** Opening Data for this exercise block **
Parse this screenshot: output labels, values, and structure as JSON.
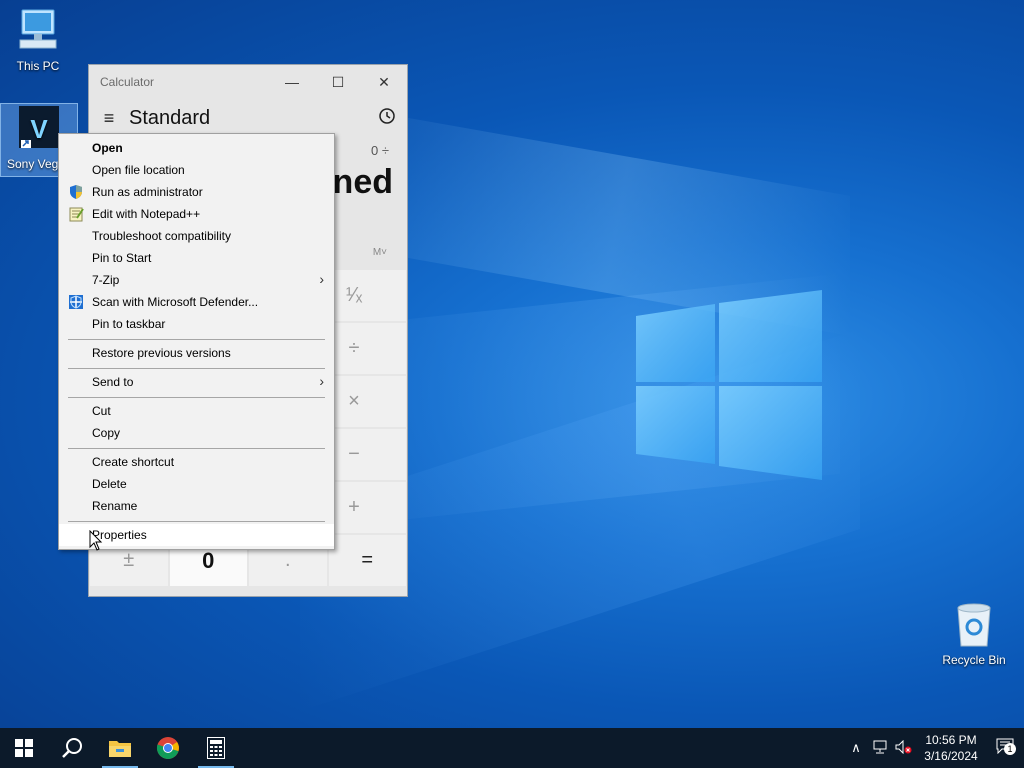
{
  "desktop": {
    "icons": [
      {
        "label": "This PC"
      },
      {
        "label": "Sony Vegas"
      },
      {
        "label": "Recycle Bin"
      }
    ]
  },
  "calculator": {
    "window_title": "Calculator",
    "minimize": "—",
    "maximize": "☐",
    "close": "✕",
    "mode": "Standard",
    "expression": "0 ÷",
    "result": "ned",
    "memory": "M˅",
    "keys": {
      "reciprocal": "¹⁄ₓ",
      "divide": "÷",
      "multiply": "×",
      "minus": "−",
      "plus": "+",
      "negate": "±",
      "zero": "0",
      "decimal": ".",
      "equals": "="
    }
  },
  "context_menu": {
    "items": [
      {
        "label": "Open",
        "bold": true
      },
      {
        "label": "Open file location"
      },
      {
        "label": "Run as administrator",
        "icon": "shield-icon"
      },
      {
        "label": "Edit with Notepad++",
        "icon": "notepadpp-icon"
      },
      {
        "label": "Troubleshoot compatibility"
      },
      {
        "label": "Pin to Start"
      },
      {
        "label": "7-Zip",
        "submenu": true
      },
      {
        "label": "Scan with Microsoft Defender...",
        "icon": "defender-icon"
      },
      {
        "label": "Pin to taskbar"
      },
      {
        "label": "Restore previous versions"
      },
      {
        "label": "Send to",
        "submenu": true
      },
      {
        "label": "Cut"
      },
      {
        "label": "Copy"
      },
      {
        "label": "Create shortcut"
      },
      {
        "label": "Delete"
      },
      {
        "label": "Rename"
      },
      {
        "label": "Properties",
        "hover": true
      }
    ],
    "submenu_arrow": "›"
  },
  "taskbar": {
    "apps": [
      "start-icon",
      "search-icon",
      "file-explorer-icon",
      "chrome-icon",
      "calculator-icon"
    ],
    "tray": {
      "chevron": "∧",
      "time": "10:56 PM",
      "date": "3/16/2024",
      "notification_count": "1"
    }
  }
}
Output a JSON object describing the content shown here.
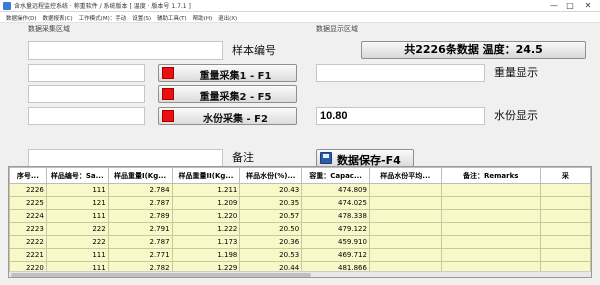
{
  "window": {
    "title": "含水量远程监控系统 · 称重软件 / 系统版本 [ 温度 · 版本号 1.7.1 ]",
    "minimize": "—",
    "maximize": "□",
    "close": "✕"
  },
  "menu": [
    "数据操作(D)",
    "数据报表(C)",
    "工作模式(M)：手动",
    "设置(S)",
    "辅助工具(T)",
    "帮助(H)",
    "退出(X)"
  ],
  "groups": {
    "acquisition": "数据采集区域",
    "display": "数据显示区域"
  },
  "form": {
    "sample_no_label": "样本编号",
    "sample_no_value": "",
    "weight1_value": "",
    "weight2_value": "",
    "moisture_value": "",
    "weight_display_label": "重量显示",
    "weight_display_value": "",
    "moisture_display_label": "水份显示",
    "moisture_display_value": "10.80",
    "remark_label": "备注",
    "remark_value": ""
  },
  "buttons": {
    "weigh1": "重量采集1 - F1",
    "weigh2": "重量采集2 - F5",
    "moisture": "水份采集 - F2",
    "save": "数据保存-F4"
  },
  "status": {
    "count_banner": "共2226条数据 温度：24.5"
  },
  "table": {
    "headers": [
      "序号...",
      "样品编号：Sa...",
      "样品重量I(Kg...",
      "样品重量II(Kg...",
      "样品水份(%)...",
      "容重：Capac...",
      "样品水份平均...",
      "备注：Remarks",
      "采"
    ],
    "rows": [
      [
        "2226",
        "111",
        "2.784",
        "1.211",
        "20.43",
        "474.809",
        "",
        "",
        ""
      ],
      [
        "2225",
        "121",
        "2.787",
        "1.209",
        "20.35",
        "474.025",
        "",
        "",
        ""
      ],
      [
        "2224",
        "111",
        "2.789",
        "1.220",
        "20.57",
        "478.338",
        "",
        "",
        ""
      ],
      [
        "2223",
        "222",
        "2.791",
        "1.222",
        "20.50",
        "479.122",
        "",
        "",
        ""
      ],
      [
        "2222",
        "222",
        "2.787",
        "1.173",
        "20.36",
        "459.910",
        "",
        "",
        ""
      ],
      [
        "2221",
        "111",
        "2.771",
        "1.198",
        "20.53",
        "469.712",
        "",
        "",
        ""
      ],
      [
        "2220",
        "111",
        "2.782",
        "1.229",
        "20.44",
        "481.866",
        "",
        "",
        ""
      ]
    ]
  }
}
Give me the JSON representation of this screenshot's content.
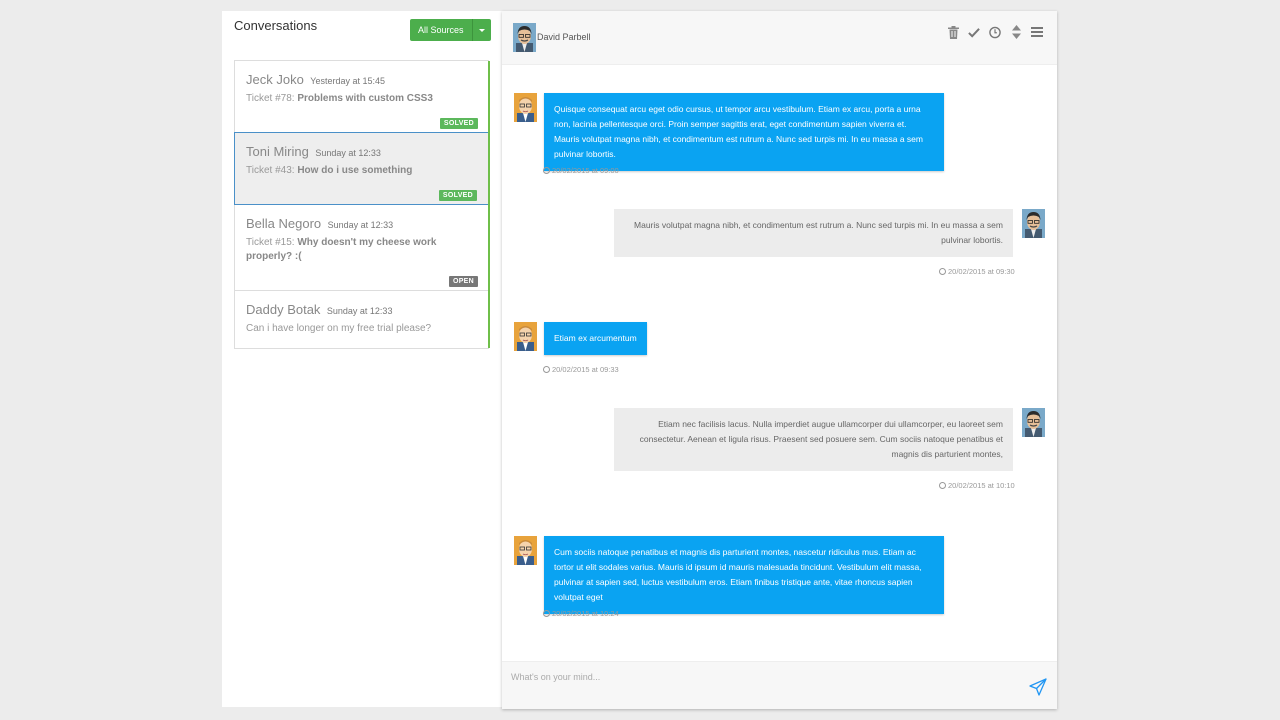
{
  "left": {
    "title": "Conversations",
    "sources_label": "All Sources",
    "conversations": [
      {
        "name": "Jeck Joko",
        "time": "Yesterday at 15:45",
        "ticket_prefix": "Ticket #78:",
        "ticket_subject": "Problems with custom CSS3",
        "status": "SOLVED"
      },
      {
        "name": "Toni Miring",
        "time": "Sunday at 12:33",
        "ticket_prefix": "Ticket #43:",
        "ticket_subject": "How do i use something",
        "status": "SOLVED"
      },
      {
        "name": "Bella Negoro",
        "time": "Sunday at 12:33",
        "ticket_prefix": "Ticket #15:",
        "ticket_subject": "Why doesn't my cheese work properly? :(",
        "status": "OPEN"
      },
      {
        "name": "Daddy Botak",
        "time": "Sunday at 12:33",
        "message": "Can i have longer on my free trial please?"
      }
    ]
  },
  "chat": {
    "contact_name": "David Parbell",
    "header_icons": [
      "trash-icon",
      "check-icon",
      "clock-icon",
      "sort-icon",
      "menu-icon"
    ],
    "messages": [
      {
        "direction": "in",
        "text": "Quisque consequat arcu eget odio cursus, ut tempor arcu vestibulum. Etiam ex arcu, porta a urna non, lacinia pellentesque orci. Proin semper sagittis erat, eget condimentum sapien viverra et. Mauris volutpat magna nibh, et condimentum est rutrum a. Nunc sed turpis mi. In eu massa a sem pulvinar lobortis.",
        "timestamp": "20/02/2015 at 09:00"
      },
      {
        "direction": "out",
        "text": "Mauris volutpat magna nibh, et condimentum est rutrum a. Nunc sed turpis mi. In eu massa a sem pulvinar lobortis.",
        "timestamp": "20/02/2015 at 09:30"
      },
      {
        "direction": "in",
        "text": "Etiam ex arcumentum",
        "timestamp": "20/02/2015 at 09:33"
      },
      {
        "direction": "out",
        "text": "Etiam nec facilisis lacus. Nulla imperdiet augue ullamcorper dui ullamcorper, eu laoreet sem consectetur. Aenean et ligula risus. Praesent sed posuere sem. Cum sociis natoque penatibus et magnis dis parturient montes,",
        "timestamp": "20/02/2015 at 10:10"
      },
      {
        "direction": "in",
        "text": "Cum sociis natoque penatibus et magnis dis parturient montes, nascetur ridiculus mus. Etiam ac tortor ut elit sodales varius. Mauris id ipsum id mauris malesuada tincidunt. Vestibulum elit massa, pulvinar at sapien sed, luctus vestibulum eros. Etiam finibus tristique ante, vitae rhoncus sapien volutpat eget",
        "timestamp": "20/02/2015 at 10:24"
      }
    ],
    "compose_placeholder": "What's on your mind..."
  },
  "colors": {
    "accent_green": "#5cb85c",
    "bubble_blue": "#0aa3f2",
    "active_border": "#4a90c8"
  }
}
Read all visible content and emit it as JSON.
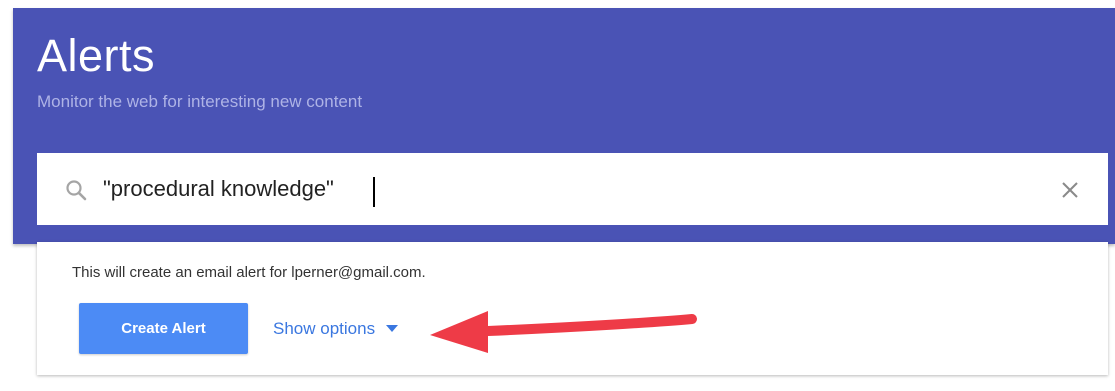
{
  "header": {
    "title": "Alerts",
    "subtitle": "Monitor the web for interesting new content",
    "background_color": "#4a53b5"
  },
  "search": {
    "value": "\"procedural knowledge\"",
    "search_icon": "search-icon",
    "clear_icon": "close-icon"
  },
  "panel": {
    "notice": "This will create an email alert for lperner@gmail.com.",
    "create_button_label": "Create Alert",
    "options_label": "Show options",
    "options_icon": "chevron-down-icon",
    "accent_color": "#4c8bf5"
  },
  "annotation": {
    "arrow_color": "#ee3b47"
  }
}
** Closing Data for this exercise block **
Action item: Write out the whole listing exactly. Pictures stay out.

Response to the task:
Parse this screenshot: output labels, values, and structure as JSON.
{
  "desktop": {
    "icons": [
      {
        "label": "This PC"
      },
      {
        "label": "Sony Vegas"
      },
      {
        "label": "Recycle Bin"
      }
    ]
  },
  "calculator": {
    "window_title": "Calculator",
    "minimize": "—",
    "maximize": "☐",
    "close": "✕",
    "mode": "Standard",
    "expression": "0 ÷",
    "result": "ned",
    "memory": "M˅",
    "keys": {
      "reciprocal": "¹⁄ₓ",
      "divide": "÷",
      "multiply": "×",
      "minus": "−",
      "plus": "+",
      "negate": "±",
      "zero": "0",
      "decimal": ".",
      "equals": "="
    }
  },
  "context_menu": {
    "items": [
      {
        "label": "Open",
        "bold": true
      },
      {
        "label": "Open file location"
      },
      {
        "label": "Run as administrator",
        "icon": "shield-icon"
      },
      {
        "label": "Edit with Notepad++",
        "icon": "notepadpp-icon"
      },
      {
        "label": "Troubleshoot compatibility"
      },
      {
        "label": "Pin to Start"
      },
      {
        "label": "7-Zip",
        "submenu": true
      },
      {
        "label": "Scan with Microsoft Defender...",
        "icon": "defender-icon"
      },
      {
        "label": "Pin to taskbar"
      },
      {
        "label": "Restore previous versions"
      },
      {
        "label": "Send to",
        "submenu": true
      },
      {
        "label": "Cut"
      },
      {
        "label": "Copy"
      },
      {
        "label": "Create shortcut"
      },
      {
        "label": "Delete"
      },
      {
        "label": "Rename"
      },
      {
        "label": "Properties",
        "hover": true
      }
    ],
    "submenu_arrow": "›"
  },
  "taskbar": {
    "apps": [
      "start-icon",
      "search-icon",
      "file-explorer-icon",
      "chrome-icon",
      "calculator-icon"
    ],
    "tray": {
      "chevron": "∧",
      "time": "10:56 PM",
      "date": "3/16/2024",
      "notification_count": "1"
    }
  }
}
Output a JSON object describing the content shown here.
{
  "window": {
    "title": "含水量远程监控系统 · 称重软件 / 系统版本 [ 温度 · 版本号 1.7.1 ]",
    "minimize": "—",
    "maximize": "□",
    "close": "✕"
  },
  "menu": [
    "数据操作(D)",
    "数据报表(C)",
    "工作模式(M)：手动",
    "设置(S)",
    "辅助工具(T)",
    "帮助(H)",
    "退出(X)"
  ],
  "groups": {
    "acquisition": "数据采集区域",
    "display": "数据显示区域"
  },
  "form": {
    "sample_no_label": "样本编号",
    "sample_no_value": "",
    "weight1_value": "",
    "weight2_value": "",
    "moisture_value": "",
    "weight_display_label": "重量显示",
    "weight_display_value": "",
    "moisture_display_label": "水份显示",
    "moisture_display_value": "10.80",
    "remark_label": "备注",
    "remark_value": ""
  },
  "buttons": {
    "weigh1": "重量采集1 - F1",
    "weigh2": "重量采集2 - F5",
    "moisture": "水份采集 - F2",
    "save": "数据保存-F4"
  },
  "status": {
    "count_banner": "共2226条数据 温度：24.5"
  },
  "table": {
    "headers": [
      "序号...",
      "样品编号：Sa...",
      "样品重量I(Kg...",
      "样品重量II(Kg...",
      "样品水份(%)...",
      "容重：Capac...",
      "样品水份平均...",
      "备注：Remarks",
      "采"
    ],
    "rows": [
      [
        "2226",
        "111",
        "2.784",
        "1.211",
        "20.43",
        "474.809",
        "",
        "",
        ""
      ],
      [
        "2225",
        "121",
        "2.787",
        "1.209",
        "20.35",
        "474.025",
        "",
        "",
        ""
      ],
      [
        "2224",
        "111",
        "2.789",
        "1.220",
        "20.57",
        "478.338",
        "",
        "",
        ""
      ],
      [
        "2223",
        "222",
        "2.791",
        "1.222",
        "20.50",
        "479.122",
        "",
        "",
        ""
      ],
      [
        "2222",
        "222",
        "2.787",
        "1.173",
        "20.36",
        "459.910",
        "",
        "",
        ""
      ],
      [
        "2221",
        "111",
        "2.771",
        "1.198",
        "20.53",
        "469.712",
        "",
        "",
        ""
      ],
      [
        "2220",
        "111",
        "2.782",
        "1.229",
        "20.44",
        "481.866",
        "",
        "",
        ""
      ]
    ]
  }
}
Give me the JSON representation of this screenshot's content.
{
  "left": {
    "title": "Conversations",
    "sources_label": "All Sources",
    "conversations": [
      {
        "name": "Jeck Joko",
        "time": "Yesterday at 15:45",
        "ticket_prefix": "Ticket #78:",
        "ticket_subject": "Problems with custom CSS3",
        "status": "SOLVED"
      },
      {
        "name": "Toni Miring",
        "time": "Sunday at 12:33",
        "ticket_prefix": "Ticket #43:",
        "ticket_subject": "How do i use something",
        "status": "SOLVED"
      },
      {
        "name": "Bella Negoro",
        "time": "Sunday at 12:33",
        "ticket_prefix": "Ticket #15:",
        "ticket_subject": "Why doesn't my cheese work properly? :(",
        "status": "OPEN"
      },
      {
        "name": "Daddy Botak",
        "time": "Sunday at 12:33",
        "message": "Can i have longer on my free trial please?"
      }
    ]
  },
  "chat": {
    "contact_name": "David Parbell",
    "header_icons": [
      "trash-icon",
      "check-icon",
      "clock-icon",
      "sort-icon",
      "menu-icon"
    ],
    "messages": [
      {
        "direction": "in",
        "text": "Quisque consequat arcu eget odio cursus, ut tempor arcu vestibulum. Etiam ex arcu, porta a urna non, lacinia pellentesque orci. Proin semper sagittis erat, eget condimentum sapien viverra et. Mauris volutpat magna nibh, et condimentum est rutrum a. Nunc sed turpis mi. In eu massa a sem pulvinar lobortis.",
        "timestamp": "20/02/2015 at 09:00"
      },
      {
        "direction": "out",
        "text": "Mauris volutpat magna nibh, et condimentum est rutrum a. Nunc sed turpis mi. In eu massa a sem pulvinar lobortis.",
        "timestamp": "20/02/2015 at 09:30"
      },
      {
        "direction": "in",
        "text": "Etiam ex arcumentum",
        "timestamp": "20/02/2015 at 09:33"
      },
      {
        "direction": "out",
        "text": "Etiam nec facilisis lacus. Nulla imperdiet augue ullamcorper dui ullamcorper, eu laoreet sem consectetur. Aenean et ligula risus. Praesent sed posuere sem. Cum sociis natoque penatibus et magnis dis parturient montes,",
        "timestamp": "20/02/2015 at 10:10"
      },
      {
        "direction": "in",
        "text": "Cum sociis natoque penatibus et magnis dis parturient montes, nascetur ridiculus mus. Etiam ac tortor ut elit sodales varius. Mauris id ipsum id mauris malesuada tincidunt. Vestibulum elit massa, pulvinar at sapien sed, luctus vestibulum eros. Etiam finibus tristique ante, vitae rhoncus sapien volutpat eget",
        "timestamp": "20/02/2015 at 10:24"
      }
    ],
    "compose_placeholder": "What's on your mind..."
  },
  "colors": {
    "accent_green": "#5cb85c",
    "bubble_blue": "#0aa3f2",
    "active_border": "#4a90c8"
  }
}
Read all visible content and emit it as JSON.
{
  "header": {
    "title": "Alerts",
    "subtitle": "Monitor the web for interesting new content",
    "background_color": "#4a53b5"
  },
  "search": {
    "value": "\"procedural knowledge\"",
    "search_icon": "search-icon",
    "clear_icon": "close-icon"
  },
  "panel": {
    "notice": "This will create an email alert for lperner@gmail.com.",
    "create_button_label": "Create Alert",
    "options_label": "Show options",
    "options_icon": "chevron-down-icon",
    "accent_color": "#4c8bf5"
  },
  "annotation": {
    "arrow_color": "#ee3b47"
  }
}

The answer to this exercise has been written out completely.